The Consumer Ombudsman has announced a fresh focus on housing portal subscriptions.
The websites mostly offer initially free or discounted access to their listings, but after a period of time – anything from half a week to two months – the full rate is charged, and it is questionable how clearly this is advertised.
A question of clarity
The issue has been raised by the ombudsman as a common complaint by consumers entering into subscriptions for discounted or free trial periods. The subscription then automatically and significantly increases in price.
Whilst this in itself is not illegal, the Consumer Contracts Act stipulates that consumers must have clear and understandable information when entering into an agreement. If this is not provided beforehand, the agreement is not binding.

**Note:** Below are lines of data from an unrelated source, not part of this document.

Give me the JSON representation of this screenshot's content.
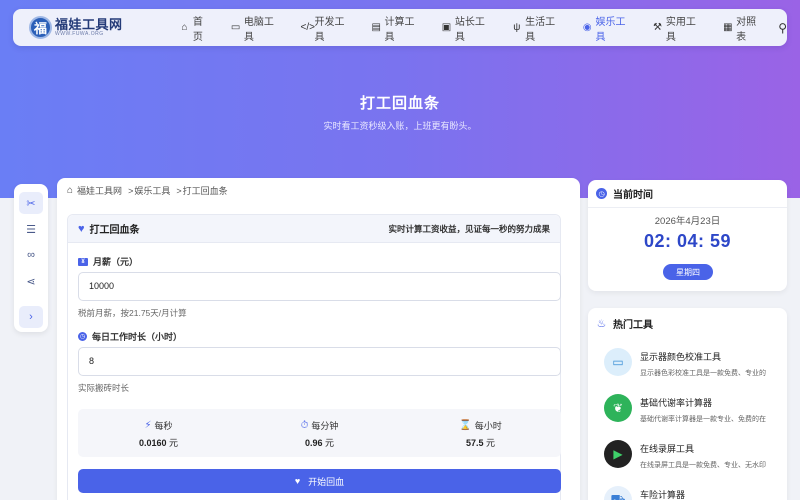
{
  "brand": {
    "title": "福娃工具网",
    "subtitle": "WWW.FUWA.ORG",
    "mark": "福"
  },
  "nav": {
    "items": [
      {
        "label": "首页",
        "icon": "home-icon",
        "glyph": "⌂"
      },
      {
        "label": "电脑工具",
        "icon": "desktop-icon",
        "glyph": "▭"
      },
      {
        "label": "开发工具",
        "icon": "code-icon",
        "glyph": "</>"
      },
      {
        "label": "计算工具",
        "icon": "calculator-icon",
        "glyph": "▤"
      },
      {
        "label": "站长工具",
        "icon": "toolbox-icon",
        "glyph": "▣"
      },
      {
        "label": "生活工具",
        "icon": "utensils-icon",
        "glyph": "ψ"
      },
      {
        "label": "娱乐工具",
        "icon": "gamepad-icon",
        "glyph": "◉",
        "active": true
      },
      {
        "label": "实用工具",
        "icon": "wrench-icon",
        "glyph": "⚒"
      },
      {
        "label": "对照表",
        "icon": "table-icon",
        "glyph": "▦"
      }
    ],
    "search_glyph": "⚲"
  },
  "hero": {
    "title": "打工回血条",
    "subtitle": "实时看工资秒级入账，上班更有盼头。"
  },
  "breadcrumb": {
    "home": "福娃工具网",
    "level1": "娱乐工具",
    "level2": "打工回血条",
    "sep": ">"
  },
  "tool": {
    "title": "打工回血条",
    "description": "实时计算工资收益，见证每一秒的努力成果",
    "salary": {
      "label": "月薪（元）",
      "value": "10000",
      "help": "税前月薪，按21.75天/月计算"
    },
    "hours": {
      "label": "每日工作时长（小时）",
      "value": "8",
      "help": "实际搬砖时长"
    },
    "stats": [
      {
        "label": "每秒",
        "value": "0.0160",
        "unit": "元",
        "glyph": "⚡"
      },
      {
        "label": "每分钟",
        "value": "0.96",
        "unit": "元",
        "glyph": "⏱"
      },
      {
        "label": "每小时",
        "value": "57.5",
        "unit": "元",
        "glyph": "⌛"
      }
    ],
    "start_button": "开始回血"
  },
  "time_card": {
    "title": "当前时间",
    "date": "2026年4月23日",
    "clock": "02: 04: 59",
    "weekday": "星期四"
  },
  "hot_tools": {
    "title": "热门工具",
    "items": [
      {
        "name": "显示器颜色校准工具",
        "desc": "显示器色彩校准工具是一款免费、专业的",
        "bg": "#dceefb",
        "fg": "#3a8fd6",
        "glyph": "▭"
      },
      {
        "name": "基础代谢率计算器",
        "desc": "基础代谢率计算器是一款专业、免费的在",
        "bg": "#2eb35a",
        "fg": "#ffffff",
        "glyph": "❦"
      },
      {
        "name": "在线录屏工具",
        "desc": "在线录屏工具是一款免费、专业、无水印",
        "bg": "#222222",
        "fg": "#3fd06a",
        "glyph": "▶"
      },
      {
        "name": "车险计算器",
        "desc": "",
        "bg": "#e6f0fb",
        "fg": "#3a7fd6",
        "glyph": "⛟"
      }
    ]
  },
  "colors": {
    "accent": "#4a63e8",
    "hero_start": "#6a7ef5",
    "hero_end": "#9a63e6"
  }
}
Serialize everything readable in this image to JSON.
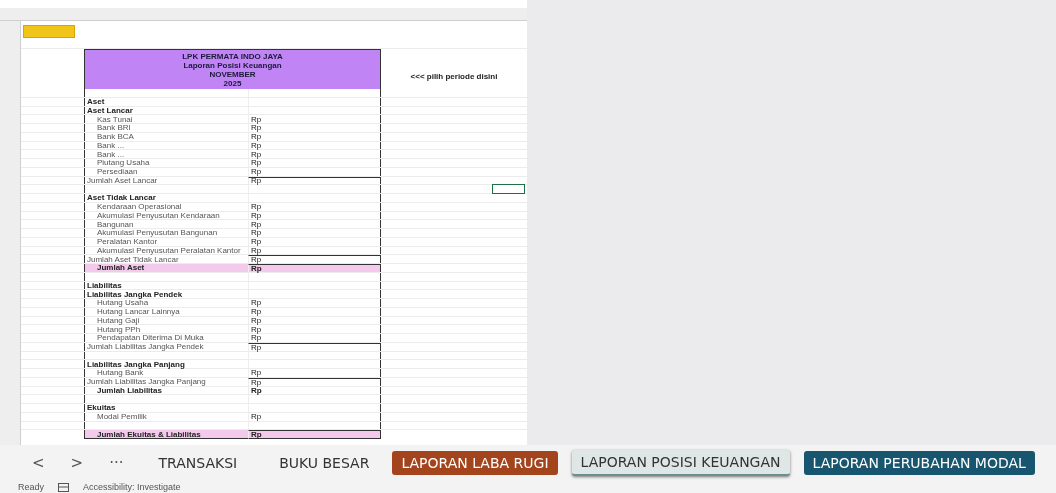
{
  "statement": {
    "title_lines": [
      "LPK PERMATA INDO JAYA",
      "Laporan Posisi Keuangan",
      "NOVEMBER",
      "2025"
    ],
    "period_note": "<<< pilih periode disini",
    "rows": [
      {
        "kind": "blank"
      },
      {
        "kind": "section",
        "label": "Aset"
      },
      {
        "kind": "section",
        "label": "Aset Lancar"
      },
      {
        "kind": "item",
        "label": "Kas Tunai",
        "value": "Rp"
      },
      {
        "kind": "item",
        "label": "Bank BRI",
        "value": "Rp"
      },
      {
        "kind": "item",
        "label": "Bank BCA",
        "value": "Rp"
      },
      {
        "kind": "item",
        "label": "Bank ...",
        "value": "Rp"
      },
      {
        "kind": "item",
        "label": "Bank ...",
        "value": "Rp"
      },
      {
        "kind": "item",
        "label": "Piutang Usaha",
        "value": "Rp"
      },
      {
        "kind": "item",
        "label": "Persediaan",
        "value": "Rp"
      },
      {
        "kind": "subtotal",
        "label": "Jumlah Aset Lancar",
        "value": "Rp"
      },
      {
        "kind": "blank",
        "selected_cell": true
      },
      {
        "kind": "section",
        "label": "Aset Tidak Lancar"
      },
      {
        "kind": "item",
        "label": "Kendaraan Operasional",
        "value": "Rp"
      },
      {
        "kind": "item",
        "label": "Akumulasi Penyusutan Kendaraan",
        "value": "Rp"
      },
      {
        "kind": "item",
        "label": "Bangunan",
        "value": "Rp"
      },
      {
        "kind": "item",
        "label": "Akumulasi Penyusutan Bangunan",
        "value": "Rp"
      },
      {
        "kind": "item",
        "label": "Peralatan Kantor",
        "value": "Rp"
      },
      {
        "kind": "item",
        "label": "Akumulasi Penyusutan Peralatan Kantor",
        "value": "Rp"
      },
      {
        "kind": "subtotal",
        "label": "Jumlah Aset Tidak Lancar",
        "value": "Rp"
      },
      {
        "kind": "total",
        "label": "Jumlah Aset",
        "value": "Rp"
      },
      {
        "kind": "blank"
      },
      {
        "kind": "section",
        "label": "Liabilitas"
      },
      {
        "kind": "section",
        "label": "Liabilitas Jangka Pendek"
      },
      {
        "kind": "item",
        "label": "Hutang Usaha",
        "value": "Rp"
      },
      {
        "kind": "item",
        "label": "Hutang Lancar Lainnya",
        "value": "Rp"
      },
      {
        "kind": "item",
        "label": "Hutang Gaji",
        "value": "Rp"
      },
      {
        "kind": "item",
        "label": "Hutang PPh",
        "value": "Rp"
      },
      {
        "kind": "item",
        "label": "Pendapatan Diterima Di Muka",
        "value": "Rp"
      },
      {
        "kind": "subtotal",
        "label": "Jumlah Liabilitas Jangka Pendek",
        "value": "Rp"
      },
      {
        "kind": "blank"
      },
      {
        "kind": "section",
        "label": "Liabilitas Jangka Panjang"
      },
      {
        "kind": "item",
        "label": "Hutang Bank",
        "value": "Rp"
      },
      {
        "kind": "subtotal",
        "label": "Jumlah Liabilitas Jangka Panjang",
        "value": "Rp"
      },
      {
        "kind": "emph",
        "label": "Jumlah Liabilitas",
        "value": "Rp"
      },
      {
        "kind": "blank"
      },
      {
        "kind": "section",
        "label": "Ekuitas"
      },
      {
        "kind": "item",
        "label": "Modal Pemilik",
        "value": "Rp"
      },
      {
        "kind": "blank"
      },
      {
        "kind": "total",
        "label": "Jumlah Ekuitas & Liabilitas",
        "value": "Rp"
      }
    ]
  },
  "sheet_tabs": {
    "nav": [
      "<",
      ">",
      "···"
    ],
    "tabs": [
      {
        "label": "TRANSAKSI",
        "selected": false,
        "color": "#f3f3f3"
      },
      {
        "label": "BUKU BESAR",
        "selected": false,
        "color": "#f3f3f3"
      },
      {
        "label": "LAPORAN LABA RUGI",
        "selected": false,
        "color": "#a3441d"
      },
      {
        "label": "LAPORAN POSISI KEUANGAN",
        "selected": true,
        "color": "#dfe6e6"
      },
      {
        "label": "LAPORAN PERUBAHAN MODAL",
        "selected": false,
        "color": "#185670"
      }
    ]
  },
  "status_bar": {
    "mode": "Ready",
    "accessibility": "Accessibility: Investigate"
  }
}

The various websites that offer online registration for access to housing listings have a two-month deadline to ensure that the information requirements are met.
Mad dash for digs
With an influx of new and returning students, this is a busy time of year for the housing market in Copenhagen. It can be incredibly difficult to find accommodation and it is not uncommon for students to be without a home – even after the beginning of the semester.
One portal aimed specifically at students offered a three-day trial for 9 kroner, which then automatically increases to 299 kroner per month – although in this case it was clearly stated.
“We have chosen to focus on housing portal subscription conditions right now, as there is extra pressure on the rental housing market shortly,” explained Christina Toftegaard Nielsen from the Consumer Ombudsman.
“Many students are on the verge of finding a place to live, and the housing portals are one of the places many seek housing.”